 When it comes to designing, selecting and implementing safety signage, there are four obligations to be met. It must:

  • Mandate
  • Prohibit
  • Safeguard
  • Warn

Mandatory information is designed to tell people what they must do to remain safe, such as wear a hard hat in a designated area. Prohibitive information tells people what they can’t do to prevent harm to them and others. Safeguarding information highlights how people can get to safety, while warning information requires immediate attention as it signals a dangerous situation and the need for direct action.

Colour coding

Often considered to be the most important element when designing a safety sign, colour emits the most immediate signal to your brain. Thus, primary colours as well as colour blends are used to indicate:

  • Danger: Red, sometimes orange
  • Potential hazard, so take care: Yellow
  • Vital information, so pay attention: Blue
  • Safe to proceed, all systems go: Green

These are the very basic levels at which such signage operates. Colour combinations are also used to carry powerful messages, depending on the circumstances. It’s also important to note that, for colours to be effective, they must take up a certain minimum percentage of the sign area. For example:

  • Red: A dominant colour, even a small amount tends not to weaken and automatically alerts us to danger psychologically, not least because it’s the colour of blood.
  • Yellow: A stimulating colour and very visible to humans; at least 50 per cent of the sign must be yellow to trigger our attention.
  • Blue: Associated with intelligence, wisdom and power; at least 50 percent of the sign must be blue to reinforce mandatory commands.
  • Green: Affiliated with nature, liberty and peace; at least 50 per cent of the sign must be green to reassure us all is well.

Shape shifting

In the context of the colours representing various stages of alert or information, certain shapes have emerged which, combined with these colours, offer a more sophisticated range of communication. The basic shapes are as follows:

  • Triangle: Warning
  • Square: Usually provides safety information
  • Circle: Prohibits certain actions if red, gives mandatory information if blue

Combination signage

Sometimes more than one sign is displayed, particularly in workspaces, to provide extra information to employees and visitors. For example, internationally-recognised signs can be grouped together to clarify the status of a facility. So, a yellow triangle might warn of hazards in an area, a red circle could indicate that there is no unauthorised entry and a blue circle may instruct all visitors to report to reception.

 Current icons

There have been many shifts in signage, and today there are specialist symbols pertaining to individual industries as well as the general health and safety signs we all know. The classification of chemical hazards has undergone enormous changes, with new warning signs resembling red-edged diamonds containing information about toxic substances, fire hazards and potentially-explosive materials.

This is vital information for those working in highly-customised premises, and as this strand of signage progresses it will no doubt be followed by other specific industry-related signage developments.

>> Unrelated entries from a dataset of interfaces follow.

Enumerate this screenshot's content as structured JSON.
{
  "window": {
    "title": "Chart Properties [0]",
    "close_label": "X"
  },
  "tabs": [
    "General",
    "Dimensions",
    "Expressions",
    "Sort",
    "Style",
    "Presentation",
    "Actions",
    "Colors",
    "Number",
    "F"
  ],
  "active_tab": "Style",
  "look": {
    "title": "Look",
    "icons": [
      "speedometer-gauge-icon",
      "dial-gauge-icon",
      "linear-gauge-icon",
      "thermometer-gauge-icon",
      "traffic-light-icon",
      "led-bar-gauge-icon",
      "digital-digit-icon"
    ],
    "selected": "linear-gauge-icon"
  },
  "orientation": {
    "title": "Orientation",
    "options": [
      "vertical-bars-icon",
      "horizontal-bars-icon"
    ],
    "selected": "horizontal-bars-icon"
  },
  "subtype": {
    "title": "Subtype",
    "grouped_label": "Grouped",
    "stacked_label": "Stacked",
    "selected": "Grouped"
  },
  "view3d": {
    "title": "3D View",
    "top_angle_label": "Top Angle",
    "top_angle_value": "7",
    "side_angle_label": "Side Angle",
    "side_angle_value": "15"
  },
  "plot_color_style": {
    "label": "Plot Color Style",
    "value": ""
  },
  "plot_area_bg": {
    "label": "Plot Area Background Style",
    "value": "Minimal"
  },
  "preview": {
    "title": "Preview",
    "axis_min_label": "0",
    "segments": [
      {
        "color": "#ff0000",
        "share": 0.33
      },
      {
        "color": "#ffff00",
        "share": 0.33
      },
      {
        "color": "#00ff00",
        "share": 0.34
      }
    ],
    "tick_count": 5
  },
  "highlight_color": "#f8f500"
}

Disclaimer: The information provided through Legislation Watch is for general guidance only and is not legal advice. Legislation Watch is not a substitute for Health and Safety consultancy. You should seek independent advice about any legal matter.

Post A Comment

Fields marked with * are mandatory.

I have read, understood and give consent to your Privacy Policy (click here to view).